GIVEN ENTRIES:
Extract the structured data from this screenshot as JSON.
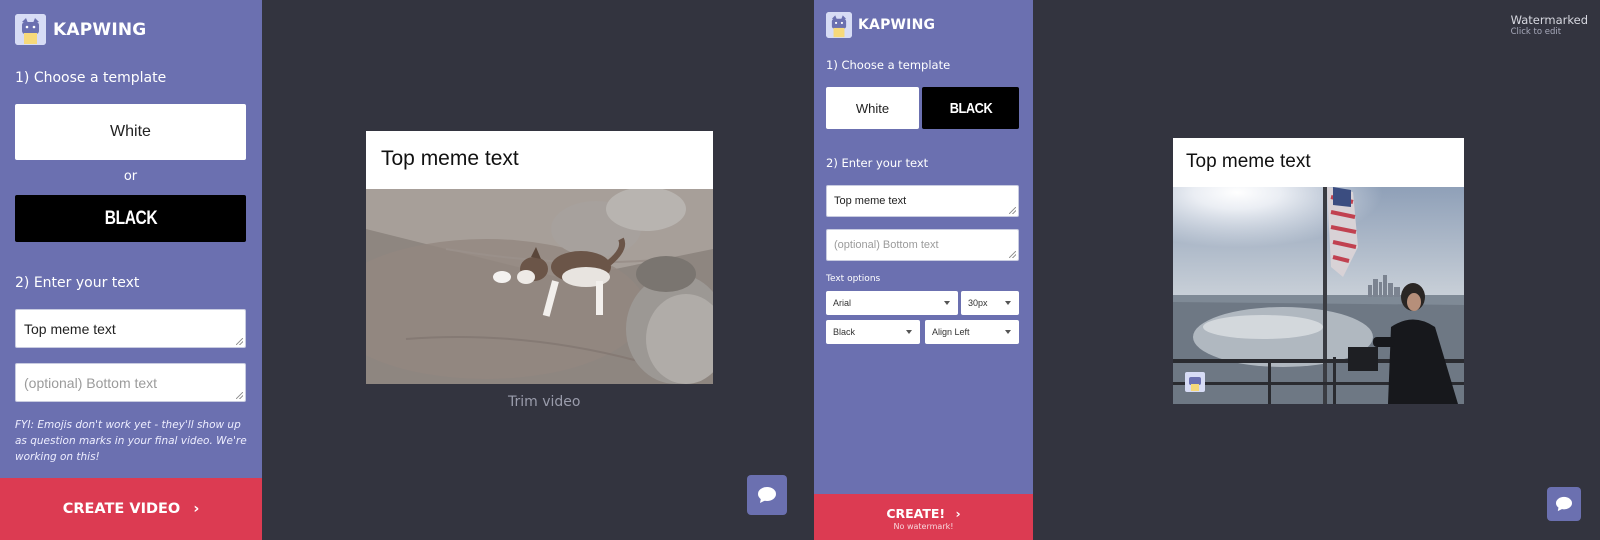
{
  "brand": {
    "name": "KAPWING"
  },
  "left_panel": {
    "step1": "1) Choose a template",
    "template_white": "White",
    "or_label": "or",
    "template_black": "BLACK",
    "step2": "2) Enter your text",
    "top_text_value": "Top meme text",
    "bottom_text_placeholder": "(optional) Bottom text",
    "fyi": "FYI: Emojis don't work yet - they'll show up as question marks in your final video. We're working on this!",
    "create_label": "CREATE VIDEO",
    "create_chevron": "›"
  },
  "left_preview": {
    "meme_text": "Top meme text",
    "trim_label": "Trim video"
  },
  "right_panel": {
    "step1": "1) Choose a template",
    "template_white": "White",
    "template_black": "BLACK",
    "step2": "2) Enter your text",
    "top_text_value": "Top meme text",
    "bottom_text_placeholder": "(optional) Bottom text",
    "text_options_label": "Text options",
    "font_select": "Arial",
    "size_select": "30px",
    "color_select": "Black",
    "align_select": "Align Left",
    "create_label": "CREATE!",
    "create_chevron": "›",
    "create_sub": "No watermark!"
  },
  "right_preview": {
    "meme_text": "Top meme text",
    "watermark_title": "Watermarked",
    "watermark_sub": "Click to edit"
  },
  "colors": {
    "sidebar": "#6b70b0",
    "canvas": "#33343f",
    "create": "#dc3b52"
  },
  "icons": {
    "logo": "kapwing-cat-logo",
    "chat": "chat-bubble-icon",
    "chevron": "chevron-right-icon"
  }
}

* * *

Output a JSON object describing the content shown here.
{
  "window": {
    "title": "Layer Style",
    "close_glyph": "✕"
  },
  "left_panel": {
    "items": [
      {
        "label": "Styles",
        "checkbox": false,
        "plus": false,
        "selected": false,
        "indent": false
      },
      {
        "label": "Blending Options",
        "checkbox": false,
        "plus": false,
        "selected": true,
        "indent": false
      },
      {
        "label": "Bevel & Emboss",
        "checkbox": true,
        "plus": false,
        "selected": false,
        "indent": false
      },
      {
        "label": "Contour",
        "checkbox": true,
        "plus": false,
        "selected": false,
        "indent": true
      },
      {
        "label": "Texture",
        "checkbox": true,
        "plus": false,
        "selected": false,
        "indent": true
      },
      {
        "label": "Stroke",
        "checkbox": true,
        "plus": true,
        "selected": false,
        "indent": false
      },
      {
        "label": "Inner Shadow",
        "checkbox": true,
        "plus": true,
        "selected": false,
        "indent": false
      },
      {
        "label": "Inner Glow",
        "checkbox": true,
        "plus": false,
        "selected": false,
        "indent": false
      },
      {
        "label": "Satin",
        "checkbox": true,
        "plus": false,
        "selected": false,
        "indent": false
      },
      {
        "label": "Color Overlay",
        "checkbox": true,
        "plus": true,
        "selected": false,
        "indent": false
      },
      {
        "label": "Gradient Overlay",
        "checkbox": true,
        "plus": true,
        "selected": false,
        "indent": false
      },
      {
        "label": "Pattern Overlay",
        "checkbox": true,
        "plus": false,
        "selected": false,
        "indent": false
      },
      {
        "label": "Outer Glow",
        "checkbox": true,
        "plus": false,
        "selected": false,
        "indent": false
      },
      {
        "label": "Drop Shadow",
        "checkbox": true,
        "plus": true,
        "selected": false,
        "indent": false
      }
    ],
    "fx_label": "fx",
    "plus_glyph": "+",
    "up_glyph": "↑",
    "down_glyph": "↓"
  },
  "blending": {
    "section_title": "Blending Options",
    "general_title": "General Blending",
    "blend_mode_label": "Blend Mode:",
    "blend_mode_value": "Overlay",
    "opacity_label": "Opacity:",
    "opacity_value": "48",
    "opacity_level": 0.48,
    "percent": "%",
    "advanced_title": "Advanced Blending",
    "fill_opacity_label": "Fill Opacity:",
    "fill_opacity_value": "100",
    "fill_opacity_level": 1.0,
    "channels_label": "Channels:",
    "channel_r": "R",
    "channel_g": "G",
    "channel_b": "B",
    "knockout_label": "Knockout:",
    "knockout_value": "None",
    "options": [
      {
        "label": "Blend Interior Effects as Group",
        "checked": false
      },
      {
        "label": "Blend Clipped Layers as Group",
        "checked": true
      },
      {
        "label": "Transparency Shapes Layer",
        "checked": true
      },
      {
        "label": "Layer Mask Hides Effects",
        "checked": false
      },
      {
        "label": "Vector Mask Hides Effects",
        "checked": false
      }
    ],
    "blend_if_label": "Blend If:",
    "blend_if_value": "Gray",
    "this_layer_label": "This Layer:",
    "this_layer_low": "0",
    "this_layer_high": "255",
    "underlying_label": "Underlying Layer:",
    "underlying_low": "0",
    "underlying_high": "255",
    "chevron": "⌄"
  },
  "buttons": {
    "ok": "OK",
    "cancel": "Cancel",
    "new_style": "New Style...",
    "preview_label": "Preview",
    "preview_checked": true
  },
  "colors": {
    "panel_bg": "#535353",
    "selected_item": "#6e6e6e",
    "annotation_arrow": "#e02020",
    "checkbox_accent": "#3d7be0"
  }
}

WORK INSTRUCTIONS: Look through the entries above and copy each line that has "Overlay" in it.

FINISHED TASK:
        "label": "Color Overlay",
        "label": "Gradient Overlay",
        "label": "Pattern Overlay",
    "blend_mode_value": "Overlay",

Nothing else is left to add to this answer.